Amazing and Thoughtful Blog By an Ethiopian Trying to Connected Adopted Children with their Heritage

This blog is a resource I have literally been dreaming of but did not know existed!  How amazing to have a young Ethiopian man thoughtfully try to share his heritage with the children of his country who now live around the world!

My son is my son, but he has many relatives and a uniquely complex story.  He is American, he is Ethiopian. He is mine to raise, but was born to, raised by, and loved by many others for almost three years before we came into each other's lives.

Our whole family loves Ethiopia and it is now an indelible part of our lives. How much more so my son who is Ethiopian, was born in Ethiopia, and has a proud Ethiopian heritage. He is American but he is also Ethiopian.  He will always be both.

The art, pottery, shawls, clothes, carvings, and other crafts we brought home from Ethiopia adorn our house.  The recipes fill our mouths and nourish our bodies.  The celebrations we attend and relationships we are trying to develop with our local Ethiopian community are at once perplexing and rewarding.  The books we purchase expand our minds and provide a glimmer of my son's heartbreakingly beautiful, proud, complex, impoverished, ever-changing, and unimaginably rich history, but to have a person who is trying to articulate all these things intentionally, sensitively, and clearly, specifically for kids who no longer live in Ethiopia because of international adoption...WOW!  All I can say is "thank you" from the bottom of my heart, THANK YOU!

Ethio Origins

Thursday, December 13, 2012

New look, new ideas, almost the new year!

Long time no see, right?

It's been a little (a lot) crazy  around here!  At this point we are holding on by the tips of our fingers and very much looking forward to a long Christmas break with family and friends.

But...I've had a little time to think about this blog.  We started it to chronicle our journey to our son and our adventure becoming a family so that our relatives and friends could share that life altering and amazing experience in some way!

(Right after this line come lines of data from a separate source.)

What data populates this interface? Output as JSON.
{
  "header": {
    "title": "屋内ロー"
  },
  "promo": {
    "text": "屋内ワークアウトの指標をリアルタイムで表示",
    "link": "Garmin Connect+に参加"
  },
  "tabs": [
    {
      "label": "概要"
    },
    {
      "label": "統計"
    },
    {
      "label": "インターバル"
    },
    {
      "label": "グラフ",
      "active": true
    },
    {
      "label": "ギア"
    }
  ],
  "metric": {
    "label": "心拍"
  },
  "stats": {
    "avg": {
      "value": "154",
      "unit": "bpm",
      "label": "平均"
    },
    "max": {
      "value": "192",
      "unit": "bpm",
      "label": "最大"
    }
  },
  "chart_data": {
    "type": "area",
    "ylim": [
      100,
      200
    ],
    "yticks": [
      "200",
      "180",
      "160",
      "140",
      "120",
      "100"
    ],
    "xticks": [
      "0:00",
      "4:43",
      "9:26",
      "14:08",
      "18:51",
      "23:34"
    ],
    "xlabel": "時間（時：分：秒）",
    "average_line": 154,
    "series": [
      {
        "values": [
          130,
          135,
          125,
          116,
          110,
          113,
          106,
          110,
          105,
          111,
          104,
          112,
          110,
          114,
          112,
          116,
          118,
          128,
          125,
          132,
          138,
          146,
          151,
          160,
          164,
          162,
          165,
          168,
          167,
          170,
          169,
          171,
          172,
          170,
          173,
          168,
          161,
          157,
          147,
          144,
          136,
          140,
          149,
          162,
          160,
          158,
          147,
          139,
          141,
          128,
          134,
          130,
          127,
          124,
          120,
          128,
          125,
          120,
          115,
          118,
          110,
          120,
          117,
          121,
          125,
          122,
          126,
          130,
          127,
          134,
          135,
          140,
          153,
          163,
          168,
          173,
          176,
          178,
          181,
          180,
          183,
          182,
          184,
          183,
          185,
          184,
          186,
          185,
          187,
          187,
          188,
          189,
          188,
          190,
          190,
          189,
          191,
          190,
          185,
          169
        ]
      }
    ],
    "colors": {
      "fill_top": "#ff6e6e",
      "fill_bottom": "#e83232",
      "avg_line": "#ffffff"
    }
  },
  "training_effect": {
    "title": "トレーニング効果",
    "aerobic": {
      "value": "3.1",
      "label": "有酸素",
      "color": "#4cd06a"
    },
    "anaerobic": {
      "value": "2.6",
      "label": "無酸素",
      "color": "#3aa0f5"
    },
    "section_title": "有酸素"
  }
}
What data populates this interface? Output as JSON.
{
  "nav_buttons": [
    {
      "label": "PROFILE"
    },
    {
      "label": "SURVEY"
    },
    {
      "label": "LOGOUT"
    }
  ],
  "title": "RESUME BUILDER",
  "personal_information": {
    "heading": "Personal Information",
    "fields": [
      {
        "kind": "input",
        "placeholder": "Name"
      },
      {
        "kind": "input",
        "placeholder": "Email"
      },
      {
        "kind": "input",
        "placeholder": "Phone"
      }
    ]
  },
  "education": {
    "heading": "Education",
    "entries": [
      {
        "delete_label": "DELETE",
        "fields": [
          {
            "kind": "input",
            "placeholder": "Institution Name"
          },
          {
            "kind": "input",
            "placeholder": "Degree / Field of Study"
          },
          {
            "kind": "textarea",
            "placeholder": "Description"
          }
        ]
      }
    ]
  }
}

Although my deepest desire for 2013 is to welcome another child/children to our family through adoption, Ababa is not quite ready for that.  So, until we can chronicle that new journey on here (which believe me I will be shouting from the rooftops!) I'll continue to post periodic updates on our family/bonding&attachment/life/my thoughts on adoption, but I also want to advocate more for waiting kids...the children who are breaking my heart.  If we can't welcome them into our family yet, maybe they are meant to be in your family!

So, we are going to start "Waiting Child Wednesdays".  Every Wednesday I'm going to raise awareness for specific waiting kids, especially the ones who are resting heavy in my heart.  Pray for them, advocate for them, raise awareness about them, and maybe we can help place the lonely (children and parents-to-be) in families.

Also, I am going to start "Family Fridays" raising awareness about family preservation programs and initiatives to help alleviate poverty, AIDS, lack of clean water, lack of healthcare and childcare, and other issues that contribute to children needing families throughout the world (including in the US).

I think it sounds great, but just in case that all sounds too heavy I'll still be posting random stuff adorable pictures of B, great egg-free recipes, and a potpourri of other musings.

Sunday, December 9, 2012

Best gingerbread cookies ever!

I'll post photos tonight.

We made a gorgeous batch of these cookies yesterday morning to take to a Christmas party.  We ended up missing the Christmas party but are consoling ourselves with some deliciousness.  B is thrilled:-)

We used enerG egg replacer for the 1 egg, doubled the spices, and used 1 TBSP of grated fresh ginger instead of ground.

1 bowl, no dough refrigeration needed, easy to roll out, and delicious!  If you roll them thin they are crisp and thicker they are soft and chewy (our favorite!)

We made Africas, Christmas trees, and bears, all decorated with raisins, hot tamales (b/c we couldn't find red hots at the store) and some vanilla powered sugar icing.